Extracted records:
.....
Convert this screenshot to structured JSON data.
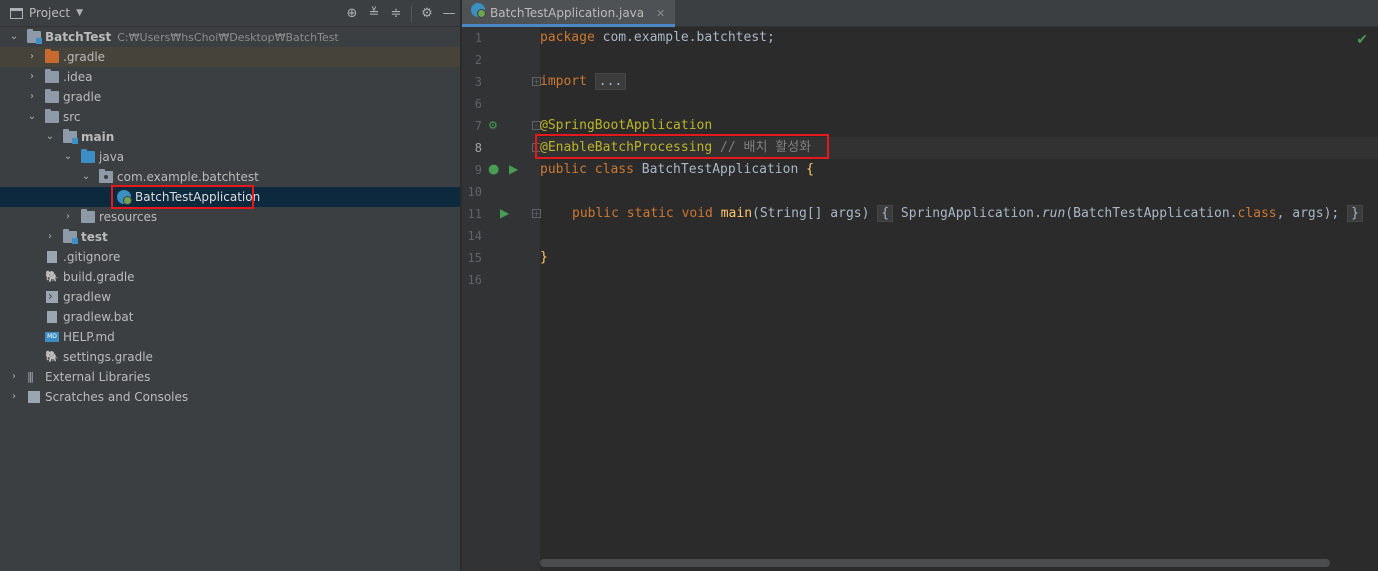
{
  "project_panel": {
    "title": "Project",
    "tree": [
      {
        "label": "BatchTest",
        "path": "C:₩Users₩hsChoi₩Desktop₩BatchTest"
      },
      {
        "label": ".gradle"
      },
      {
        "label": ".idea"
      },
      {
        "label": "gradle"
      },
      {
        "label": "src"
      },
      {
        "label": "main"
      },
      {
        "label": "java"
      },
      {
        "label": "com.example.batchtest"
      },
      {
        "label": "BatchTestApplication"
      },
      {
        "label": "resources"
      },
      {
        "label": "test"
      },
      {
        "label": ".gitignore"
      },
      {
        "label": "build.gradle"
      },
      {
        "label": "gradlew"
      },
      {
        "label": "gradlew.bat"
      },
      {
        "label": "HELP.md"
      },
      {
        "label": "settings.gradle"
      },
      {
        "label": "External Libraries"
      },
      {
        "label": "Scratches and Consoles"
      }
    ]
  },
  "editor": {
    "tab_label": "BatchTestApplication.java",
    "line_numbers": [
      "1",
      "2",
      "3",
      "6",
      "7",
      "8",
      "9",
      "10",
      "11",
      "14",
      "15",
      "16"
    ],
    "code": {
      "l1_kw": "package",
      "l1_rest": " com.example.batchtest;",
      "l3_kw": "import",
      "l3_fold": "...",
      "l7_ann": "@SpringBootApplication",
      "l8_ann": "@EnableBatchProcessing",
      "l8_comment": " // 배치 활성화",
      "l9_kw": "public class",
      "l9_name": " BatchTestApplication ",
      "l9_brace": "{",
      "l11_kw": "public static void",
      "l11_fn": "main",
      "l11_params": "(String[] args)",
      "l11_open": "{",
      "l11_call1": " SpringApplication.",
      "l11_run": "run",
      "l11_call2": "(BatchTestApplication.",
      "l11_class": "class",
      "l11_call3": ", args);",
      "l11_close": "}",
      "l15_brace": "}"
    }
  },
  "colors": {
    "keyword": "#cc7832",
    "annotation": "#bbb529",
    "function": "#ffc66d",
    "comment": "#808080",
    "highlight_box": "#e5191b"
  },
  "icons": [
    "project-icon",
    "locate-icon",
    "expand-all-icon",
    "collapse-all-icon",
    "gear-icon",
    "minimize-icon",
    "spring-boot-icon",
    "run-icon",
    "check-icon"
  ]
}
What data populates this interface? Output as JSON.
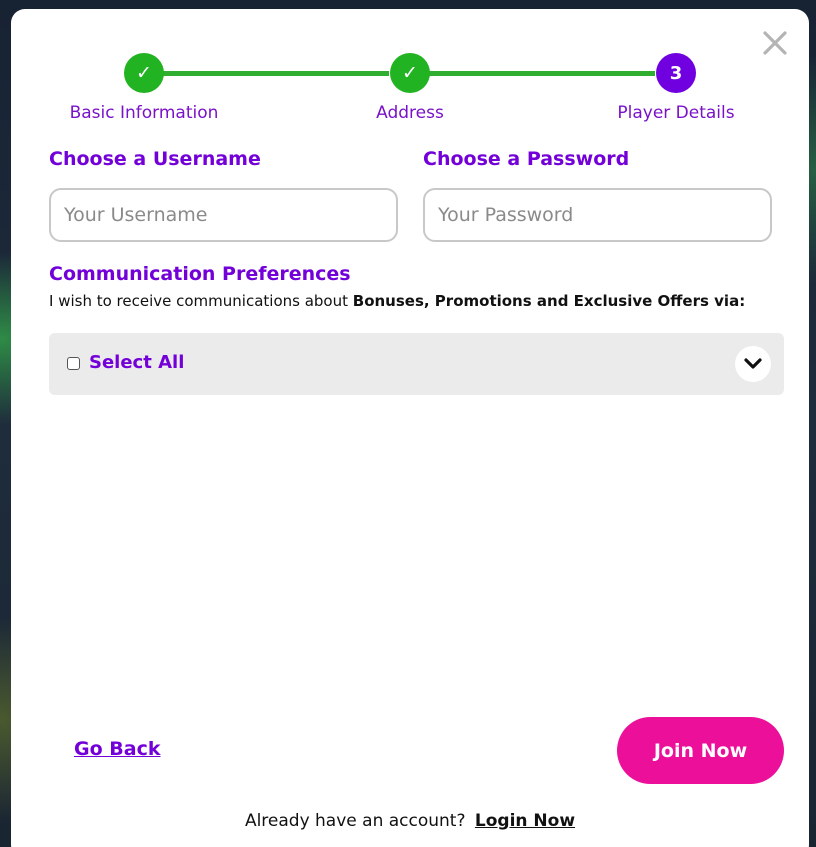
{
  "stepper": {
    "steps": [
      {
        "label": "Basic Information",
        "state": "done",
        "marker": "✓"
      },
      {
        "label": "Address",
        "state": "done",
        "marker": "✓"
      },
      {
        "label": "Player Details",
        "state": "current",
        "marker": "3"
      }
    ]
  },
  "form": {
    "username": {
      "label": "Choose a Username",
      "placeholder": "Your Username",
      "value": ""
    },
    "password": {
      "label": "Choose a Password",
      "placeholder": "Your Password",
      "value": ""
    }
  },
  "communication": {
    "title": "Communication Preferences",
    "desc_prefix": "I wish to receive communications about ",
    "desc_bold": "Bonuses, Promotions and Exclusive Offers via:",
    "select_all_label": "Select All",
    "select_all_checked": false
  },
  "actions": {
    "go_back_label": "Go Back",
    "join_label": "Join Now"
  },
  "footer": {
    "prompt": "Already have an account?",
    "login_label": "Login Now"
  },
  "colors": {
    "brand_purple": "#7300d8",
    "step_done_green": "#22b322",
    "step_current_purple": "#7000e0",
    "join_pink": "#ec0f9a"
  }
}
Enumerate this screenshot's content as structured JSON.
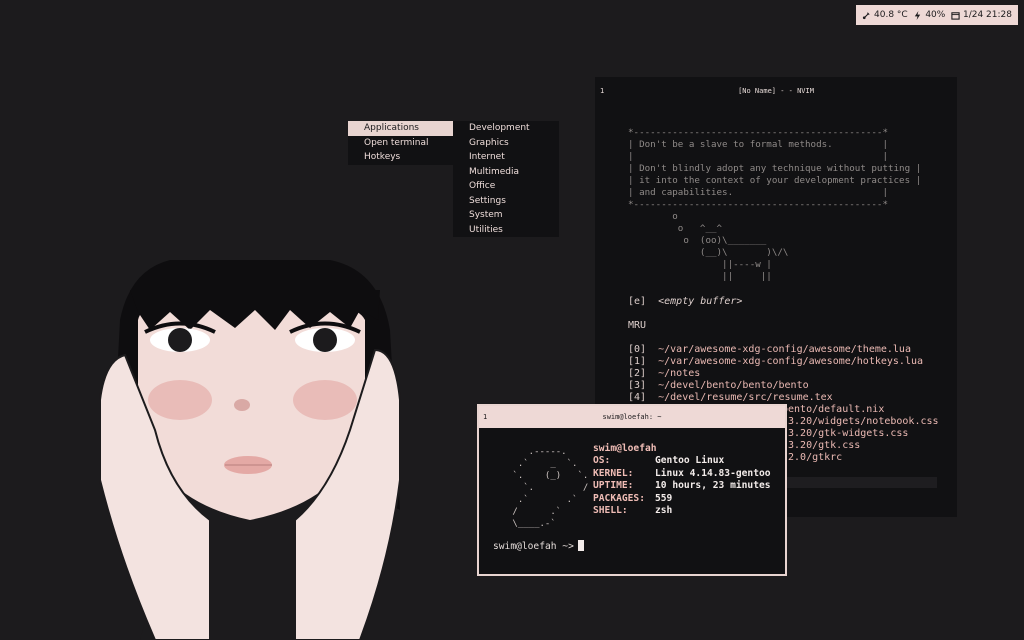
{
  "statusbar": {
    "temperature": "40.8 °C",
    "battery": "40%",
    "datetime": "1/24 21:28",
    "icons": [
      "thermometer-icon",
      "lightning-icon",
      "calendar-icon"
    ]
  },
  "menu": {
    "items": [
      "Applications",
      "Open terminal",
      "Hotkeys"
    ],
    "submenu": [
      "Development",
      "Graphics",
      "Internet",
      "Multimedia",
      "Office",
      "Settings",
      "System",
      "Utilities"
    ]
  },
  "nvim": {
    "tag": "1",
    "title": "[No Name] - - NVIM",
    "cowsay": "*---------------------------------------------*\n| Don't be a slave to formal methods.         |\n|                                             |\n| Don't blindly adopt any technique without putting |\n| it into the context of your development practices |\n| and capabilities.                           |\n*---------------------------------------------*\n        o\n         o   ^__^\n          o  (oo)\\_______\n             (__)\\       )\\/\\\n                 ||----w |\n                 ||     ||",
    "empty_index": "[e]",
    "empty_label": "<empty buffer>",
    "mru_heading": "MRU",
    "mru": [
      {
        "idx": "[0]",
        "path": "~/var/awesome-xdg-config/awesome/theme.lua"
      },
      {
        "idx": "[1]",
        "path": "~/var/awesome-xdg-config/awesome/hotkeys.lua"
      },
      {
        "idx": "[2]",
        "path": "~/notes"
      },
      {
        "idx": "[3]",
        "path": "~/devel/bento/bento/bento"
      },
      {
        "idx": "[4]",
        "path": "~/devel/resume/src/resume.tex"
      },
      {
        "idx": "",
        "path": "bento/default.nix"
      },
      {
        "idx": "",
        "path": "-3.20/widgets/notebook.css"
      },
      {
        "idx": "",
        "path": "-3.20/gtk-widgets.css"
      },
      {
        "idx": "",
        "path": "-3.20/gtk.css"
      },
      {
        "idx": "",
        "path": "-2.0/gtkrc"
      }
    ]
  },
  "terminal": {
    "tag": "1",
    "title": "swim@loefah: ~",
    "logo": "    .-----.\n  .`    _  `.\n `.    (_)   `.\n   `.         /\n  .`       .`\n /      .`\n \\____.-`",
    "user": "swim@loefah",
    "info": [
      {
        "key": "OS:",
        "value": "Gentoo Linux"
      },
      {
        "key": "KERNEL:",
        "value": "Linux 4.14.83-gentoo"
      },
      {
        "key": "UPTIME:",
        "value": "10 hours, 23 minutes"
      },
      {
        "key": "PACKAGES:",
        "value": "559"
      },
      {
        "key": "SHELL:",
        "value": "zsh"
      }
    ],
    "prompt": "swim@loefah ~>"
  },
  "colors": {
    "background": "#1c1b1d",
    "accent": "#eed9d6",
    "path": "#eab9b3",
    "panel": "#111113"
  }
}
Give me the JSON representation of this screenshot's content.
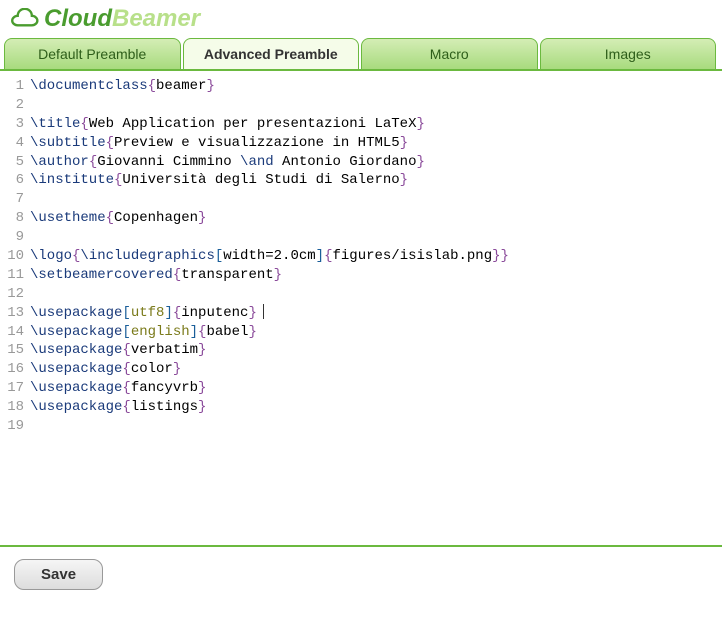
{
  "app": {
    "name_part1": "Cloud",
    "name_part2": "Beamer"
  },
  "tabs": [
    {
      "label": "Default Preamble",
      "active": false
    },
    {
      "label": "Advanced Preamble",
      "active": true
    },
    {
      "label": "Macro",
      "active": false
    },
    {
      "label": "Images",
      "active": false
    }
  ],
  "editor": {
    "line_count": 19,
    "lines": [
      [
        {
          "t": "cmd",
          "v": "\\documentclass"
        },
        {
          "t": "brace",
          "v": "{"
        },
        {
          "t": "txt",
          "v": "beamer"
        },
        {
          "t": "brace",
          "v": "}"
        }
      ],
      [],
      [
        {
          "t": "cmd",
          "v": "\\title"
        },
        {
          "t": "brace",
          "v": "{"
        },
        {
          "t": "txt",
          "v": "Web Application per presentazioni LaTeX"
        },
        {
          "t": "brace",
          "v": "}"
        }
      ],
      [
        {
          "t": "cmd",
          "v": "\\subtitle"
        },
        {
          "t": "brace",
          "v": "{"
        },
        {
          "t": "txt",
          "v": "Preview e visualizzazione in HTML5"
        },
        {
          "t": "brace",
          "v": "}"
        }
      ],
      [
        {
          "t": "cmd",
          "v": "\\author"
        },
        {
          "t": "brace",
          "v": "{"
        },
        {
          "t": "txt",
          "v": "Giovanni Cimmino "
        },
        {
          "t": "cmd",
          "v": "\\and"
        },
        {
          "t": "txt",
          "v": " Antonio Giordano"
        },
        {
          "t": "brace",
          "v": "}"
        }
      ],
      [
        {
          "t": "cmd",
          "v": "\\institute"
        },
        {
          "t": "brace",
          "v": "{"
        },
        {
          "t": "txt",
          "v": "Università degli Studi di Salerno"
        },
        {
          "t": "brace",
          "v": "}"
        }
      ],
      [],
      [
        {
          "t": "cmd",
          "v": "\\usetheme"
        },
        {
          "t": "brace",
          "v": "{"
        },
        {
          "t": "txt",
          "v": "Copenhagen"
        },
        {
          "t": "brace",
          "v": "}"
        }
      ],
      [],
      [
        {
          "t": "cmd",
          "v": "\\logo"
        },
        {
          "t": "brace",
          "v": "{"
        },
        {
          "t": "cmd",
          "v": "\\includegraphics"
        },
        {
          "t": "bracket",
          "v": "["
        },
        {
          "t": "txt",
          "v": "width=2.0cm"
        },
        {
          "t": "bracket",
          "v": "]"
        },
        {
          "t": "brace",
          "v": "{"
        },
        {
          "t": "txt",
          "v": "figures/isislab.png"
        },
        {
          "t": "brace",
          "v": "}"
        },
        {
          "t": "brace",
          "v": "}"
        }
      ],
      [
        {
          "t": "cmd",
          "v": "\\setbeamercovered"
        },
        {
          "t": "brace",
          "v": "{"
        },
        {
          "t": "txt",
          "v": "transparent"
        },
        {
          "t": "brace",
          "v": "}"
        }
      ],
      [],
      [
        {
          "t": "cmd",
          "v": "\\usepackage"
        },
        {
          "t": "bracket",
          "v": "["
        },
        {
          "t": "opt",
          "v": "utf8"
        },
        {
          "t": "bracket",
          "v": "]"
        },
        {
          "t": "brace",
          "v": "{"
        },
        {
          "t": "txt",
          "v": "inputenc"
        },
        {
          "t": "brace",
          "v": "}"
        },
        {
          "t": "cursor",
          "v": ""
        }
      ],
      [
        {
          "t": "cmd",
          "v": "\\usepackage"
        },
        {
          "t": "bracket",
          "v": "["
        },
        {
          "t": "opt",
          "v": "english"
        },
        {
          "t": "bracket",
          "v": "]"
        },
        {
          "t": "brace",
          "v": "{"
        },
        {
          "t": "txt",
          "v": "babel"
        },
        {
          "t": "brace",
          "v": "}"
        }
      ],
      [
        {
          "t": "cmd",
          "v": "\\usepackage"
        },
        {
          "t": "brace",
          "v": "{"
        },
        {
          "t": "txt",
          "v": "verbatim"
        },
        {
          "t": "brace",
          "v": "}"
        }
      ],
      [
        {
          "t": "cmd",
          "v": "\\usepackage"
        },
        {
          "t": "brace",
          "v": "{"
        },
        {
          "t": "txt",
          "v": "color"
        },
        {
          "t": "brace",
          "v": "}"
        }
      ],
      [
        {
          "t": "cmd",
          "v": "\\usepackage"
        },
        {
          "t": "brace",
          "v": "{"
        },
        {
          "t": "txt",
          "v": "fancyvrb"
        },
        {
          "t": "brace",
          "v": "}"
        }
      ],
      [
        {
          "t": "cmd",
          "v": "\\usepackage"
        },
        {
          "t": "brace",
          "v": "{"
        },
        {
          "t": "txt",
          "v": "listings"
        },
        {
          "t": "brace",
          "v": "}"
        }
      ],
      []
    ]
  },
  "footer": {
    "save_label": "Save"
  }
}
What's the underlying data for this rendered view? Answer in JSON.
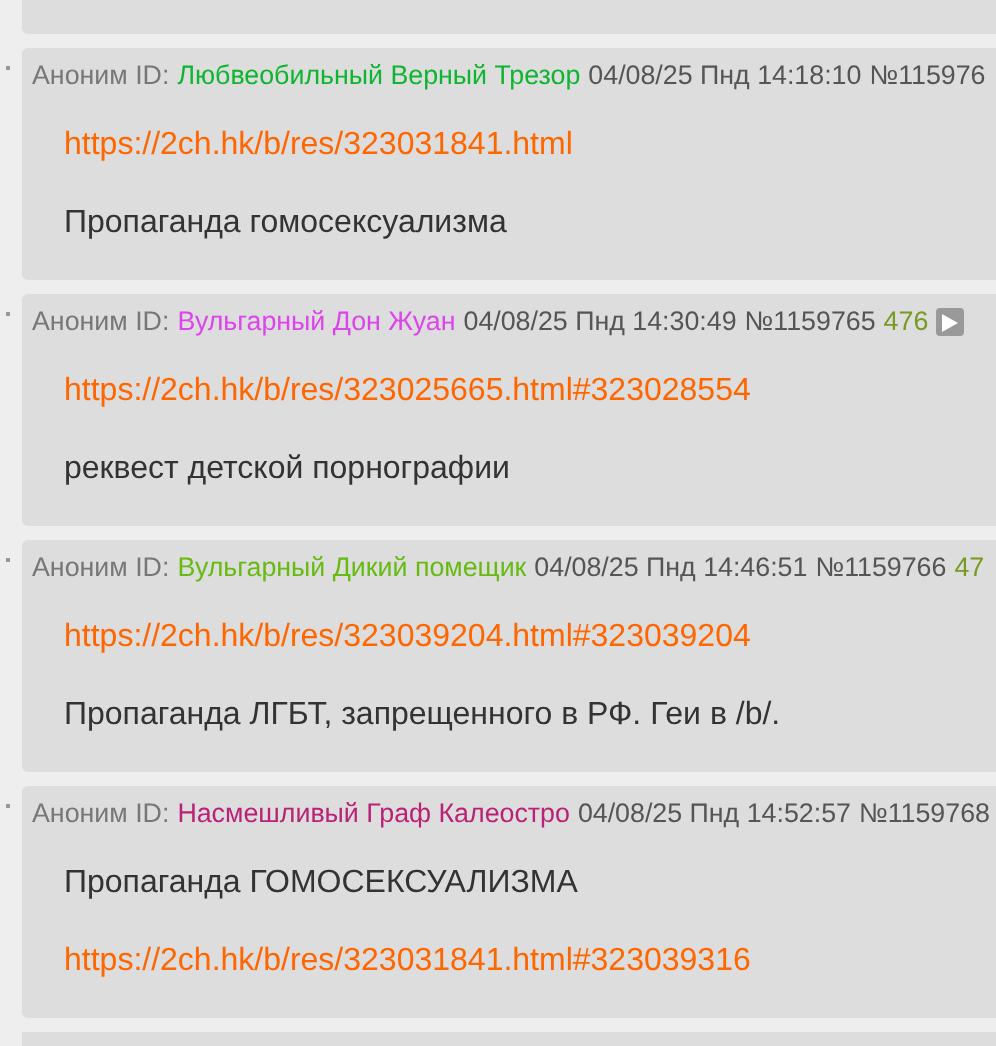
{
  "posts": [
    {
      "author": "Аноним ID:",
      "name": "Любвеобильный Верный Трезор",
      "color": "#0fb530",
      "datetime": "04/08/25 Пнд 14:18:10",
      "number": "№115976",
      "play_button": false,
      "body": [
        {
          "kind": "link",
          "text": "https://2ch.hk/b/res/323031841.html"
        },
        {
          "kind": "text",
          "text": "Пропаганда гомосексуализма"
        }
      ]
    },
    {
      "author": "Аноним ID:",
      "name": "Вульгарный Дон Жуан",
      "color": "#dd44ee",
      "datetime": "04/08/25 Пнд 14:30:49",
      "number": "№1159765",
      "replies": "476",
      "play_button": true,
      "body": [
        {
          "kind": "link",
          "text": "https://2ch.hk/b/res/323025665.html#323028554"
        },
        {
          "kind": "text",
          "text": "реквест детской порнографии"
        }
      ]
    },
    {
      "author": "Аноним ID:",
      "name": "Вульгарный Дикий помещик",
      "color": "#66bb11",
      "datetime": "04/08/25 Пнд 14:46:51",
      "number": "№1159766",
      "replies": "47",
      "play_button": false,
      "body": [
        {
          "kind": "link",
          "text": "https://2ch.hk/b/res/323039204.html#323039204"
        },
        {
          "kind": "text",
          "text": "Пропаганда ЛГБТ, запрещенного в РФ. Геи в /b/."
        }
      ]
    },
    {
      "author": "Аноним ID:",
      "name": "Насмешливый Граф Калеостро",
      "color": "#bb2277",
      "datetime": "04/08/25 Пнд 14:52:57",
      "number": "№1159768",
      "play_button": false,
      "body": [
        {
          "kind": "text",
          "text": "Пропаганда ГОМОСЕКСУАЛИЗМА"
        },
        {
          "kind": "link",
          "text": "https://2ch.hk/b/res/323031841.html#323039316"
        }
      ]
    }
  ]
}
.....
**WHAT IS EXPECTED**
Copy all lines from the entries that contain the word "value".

**WORKED SOLUTION**
      "value": ""
      "value": ""
        "value": "Gentoo Linux"
        "value": "Linux 4.14.83-gentoo"
        "value": "10 hours, 23 minutes"
        "value": "559"
        "value": "zsh"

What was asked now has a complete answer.